There is documentation showing increased primary production in open water in Arctic Ocean. Overall, available studies imply that the effects of climate change arise mainly through increased inflow of warm water from the Atlantic and Pacific Oceans to the Arctic Ocean, longer residence time for these warm water masses, and changes in sea ice, rather than through direct warming.[1] 

With higher water temperatures, more warmth-craving species can survive in the Arctic and compete successfully with some of the species that currently live there. The copepod Calanus finmarchicus is a crucial species in the marine ecosystem in the High North, not least as food for commercially important species of fish. With rising water temperatures, these copepods may be displaced by species from farther south, with lower nutrient content. In the same way, C. finmarchicus may displace the lipid-rich arctic zooplankton species that live farther north, thus reducing the availability of nutrients for seabirds and arctic fish.

Commercially important fish such as cod and capelin may shift their range to the north and east and migrate into Russian waters. Seabirds and sea mammals follow their prey: zooplankton or small fish. If the ranges of these prey species shift, the occurrence of seabirds and sea mammals in the open sea will also change.

Melting glaciers will probably increase the inflow of fresh water, sediments and some nutrients to coastal areas in the Arctic.
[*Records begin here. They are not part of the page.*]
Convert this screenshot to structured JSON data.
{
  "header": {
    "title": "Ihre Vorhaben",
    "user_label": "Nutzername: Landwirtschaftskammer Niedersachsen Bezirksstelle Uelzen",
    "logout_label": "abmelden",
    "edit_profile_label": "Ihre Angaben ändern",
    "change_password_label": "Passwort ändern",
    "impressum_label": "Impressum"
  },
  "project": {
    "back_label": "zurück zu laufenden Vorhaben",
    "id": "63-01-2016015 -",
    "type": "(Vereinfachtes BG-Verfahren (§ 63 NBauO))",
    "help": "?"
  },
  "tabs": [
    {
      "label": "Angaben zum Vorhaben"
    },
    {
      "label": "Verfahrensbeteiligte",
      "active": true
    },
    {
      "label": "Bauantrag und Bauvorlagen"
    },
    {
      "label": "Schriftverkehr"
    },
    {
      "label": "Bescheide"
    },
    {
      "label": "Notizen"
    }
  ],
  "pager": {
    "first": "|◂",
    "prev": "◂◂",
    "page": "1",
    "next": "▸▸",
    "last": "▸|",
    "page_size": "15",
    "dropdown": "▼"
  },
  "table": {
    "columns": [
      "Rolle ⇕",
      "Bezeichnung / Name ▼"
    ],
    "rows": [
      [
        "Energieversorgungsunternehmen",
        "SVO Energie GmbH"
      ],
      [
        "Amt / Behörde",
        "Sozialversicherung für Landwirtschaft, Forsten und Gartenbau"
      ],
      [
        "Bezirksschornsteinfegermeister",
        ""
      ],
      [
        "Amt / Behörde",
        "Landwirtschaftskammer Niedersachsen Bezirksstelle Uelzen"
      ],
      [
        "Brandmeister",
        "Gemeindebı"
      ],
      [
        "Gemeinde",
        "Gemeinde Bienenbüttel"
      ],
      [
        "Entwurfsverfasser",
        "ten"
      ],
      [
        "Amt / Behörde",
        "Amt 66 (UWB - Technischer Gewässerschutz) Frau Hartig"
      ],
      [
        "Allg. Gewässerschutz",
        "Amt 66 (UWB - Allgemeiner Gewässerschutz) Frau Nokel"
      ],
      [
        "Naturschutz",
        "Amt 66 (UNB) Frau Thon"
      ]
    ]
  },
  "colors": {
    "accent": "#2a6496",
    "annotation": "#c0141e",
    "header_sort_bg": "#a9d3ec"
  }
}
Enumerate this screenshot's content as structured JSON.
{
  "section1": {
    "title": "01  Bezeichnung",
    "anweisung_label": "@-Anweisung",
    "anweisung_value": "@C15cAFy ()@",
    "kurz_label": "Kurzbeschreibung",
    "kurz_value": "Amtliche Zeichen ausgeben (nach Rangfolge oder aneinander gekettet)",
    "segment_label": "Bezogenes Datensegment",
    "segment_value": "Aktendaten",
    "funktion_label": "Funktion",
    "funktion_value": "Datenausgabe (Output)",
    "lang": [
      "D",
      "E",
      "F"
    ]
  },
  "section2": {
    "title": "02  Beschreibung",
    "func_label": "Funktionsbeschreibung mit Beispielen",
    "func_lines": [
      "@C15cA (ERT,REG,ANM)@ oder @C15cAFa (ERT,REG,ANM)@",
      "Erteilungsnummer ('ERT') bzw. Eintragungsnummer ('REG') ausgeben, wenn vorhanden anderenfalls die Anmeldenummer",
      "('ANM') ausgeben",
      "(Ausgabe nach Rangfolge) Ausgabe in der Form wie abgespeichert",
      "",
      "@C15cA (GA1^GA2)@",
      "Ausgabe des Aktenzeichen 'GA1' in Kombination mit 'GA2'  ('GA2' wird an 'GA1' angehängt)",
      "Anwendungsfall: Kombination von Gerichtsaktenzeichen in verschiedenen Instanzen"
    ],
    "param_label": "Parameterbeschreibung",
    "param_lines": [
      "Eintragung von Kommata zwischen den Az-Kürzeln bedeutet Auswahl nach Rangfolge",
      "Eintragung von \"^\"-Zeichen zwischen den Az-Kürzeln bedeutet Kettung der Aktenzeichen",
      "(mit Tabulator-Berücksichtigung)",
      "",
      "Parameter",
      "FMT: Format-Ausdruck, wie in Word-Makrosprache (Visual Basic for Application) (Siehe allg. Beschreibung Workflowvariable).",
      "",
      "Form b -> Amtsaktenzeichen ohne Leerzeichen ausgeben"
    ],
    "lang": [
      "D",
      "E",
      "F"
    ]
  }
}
This can affect water circulation, biological productivity and ecosystem structure in fjords and along coasts.[2]  

When tidal glaciers retreat up onto land, important feeding grounds for seabirds and sea mammals can be lost. At the terminus of a tidal glacier, upwelling nutrient-rich water increases plankton productivity, and seals use icebergs calved from the glacier as resting places.[2] In Svalbard, these areas are particularly important feeding grounds for ringed seals and white (beluga) whales in summer and autumn.[2] Cold fresh water from melting glaciers can paralyse or kill plankton and crustaceans, attracting polar cod (Boreogadus saida) and capelin (Mallotus villosus), which feed on them. Polar cod and capelin are in turn important prey species not only for white whales and ringed seals, but also a multitude of seabird and marine mammal species.[2]  


Major changes that are occurring in the climate of the Southern Ocean will have significant impact on the marine ecosystem. Over the past 50 years, many changes have been documented, particularly on the western side of the Antarctic Peninsula, where the rise in temperature has been greatest, and where the extent of sea ice has decreased. Krill populations are declining; in some places, primary production is increasing, in others it is decreasing. Some species, for example a few species of salps, have shifted their range southward. 


  1. Paul Wassmann et al. 2010. Footprints of climate change in the Arctic marine ecosystem. Global Change Biology. (Vol. 17): 1235–1249. DOI:10.1111/j.1365-2486.2010.02311.x
  2. Arctic Monitoring and Assessment Programme (AMAP), 2012. Arctic Climate Issues 2011: Changes in Arctic Snow, Water, Ice and Permafrost. Snow, Water, Ice and Permafrost in the Arctic (SWIPA) 2011 Overview Report.